The Acropolis, a rocky outcropping that dominates the centre of contemporary Athens, is home to the largest and best temple in ancient Athens, largely dedicated to its patron, the goddess Athena. This holy area is linked to the most well-known tales of ancient Athens, its most important religious celebrations, the earliest cults, and several significant historical events. The Acropolis’s monuments coexist peacefully with their surrounding environment. Ingeniously combining several orders and styles of Classical art, these extraordinary works of the ancient building have had a long-lasting impact on art and culture. The Acropolis best represents Athens’ magnificence, majesty, and prosperity during Perikles’ heyday when the city was most prosperous and powerful.
Chichen Itza, Mexico
Mexico is home to numerous pre-Columbian cities that date back thousands of years and were constructed by various advanced civilisations. It has what is likely the best and most diversified collection of archaeological sites in North America. Chichen Itza, a Mayan metropolis in the province of Yucatan, located halfway between Merida and Cancun, is the most popular and arguably the most well-known ruin. The vast site is around 10.4 square kilometres, but the central core region is much smaller and easily accessible. El Castillo, a Mesoamerican step-pyramid constructed between the ninth and twelfth centuries CE and served as a temple to the god Kukulkan, dominates the centre. In 1988, “UNESCO” designated Chichen Itza as a “World heritage site.”

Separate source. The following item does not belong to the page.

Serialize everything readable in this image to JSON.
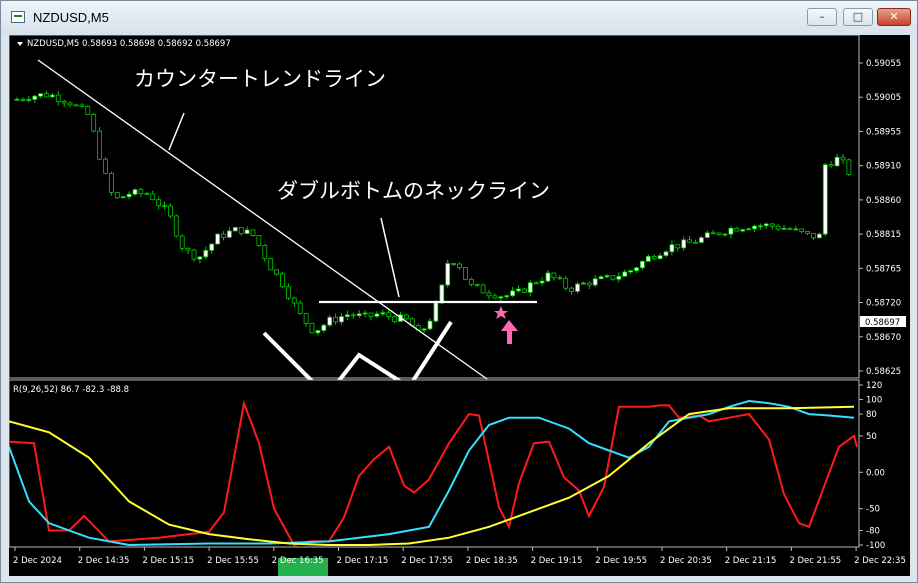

Moai Statues Easter Island, Chile
Easter Island in the Pacific Ocean is known for its enormous megalithic statues known as Moai, which are located there. The people who originally lived on this island, also known as Rapa Nui, constructed the moais between 1400 and 1650 ZD. There are over 1000 statues, the largest of which can weigh 86 tonnes and stand 10 meters tall; however, most weigh only about half that much. The volcano Rano Raraku provided the material for 95% of the moais. This area was picked because it primarily consists of tuff, compressed volcanic ash that is simple to carve and available. After all, the locals didn’t have access to metal tools but only used stone ones. Moai sculptures were erected in memory of deceased chieftains and other prominent figures. It’s a widely held notion that aliens created the moai statues.
The Great Wall, China
A remarkable illustration of ancient defensive engineering is the Great Wall. It makes its way through rocky terrain and high mountains, passing through breathtaking landscapes. The wall, which has a total length of more than 20,000 km, was continuously constructed on the nation’s northern boundary from the third century BC to the seventeenth century AD as an important initiative for the military protection of subsequent Chinese Empires. The Great Wall begins in the east at Shanhaiguan in the province of Hebei and ends in the west at Jiayuguan in the province of Gansu. Its main structure, which includes multiple outstanding fortresses and passes, comprises walls, horse trails, watch towers, and shelters on the wall. Over 2000 kilometres of the Great Wall have been lost or reduced to ruins due to natural erosion and human destruction.
Stonehenge, United Kingdom | Archaeological Sites
Stonehenge, an ancient monument with a 4,500-year history, is significant to people today in many ways. Its ring of standing stones is a masterpiece of engineering. Constructing it would have required tremendous work from hundreds of well-organized workers using basic tools and technologies. We need to find out the purpose of the ruins. It serves no clear-cut utilitarian function. There must have been a spiritual motivation for the Neolithic and Bronze Age people to devote so much work to building it since it was not inhabited and could not have been protected. According to certain theories, Stonehenge was a burial site from the beginning. In 1986, the monument and its surrounding area were inducted onto the UNESCO list of World Heritage Sites.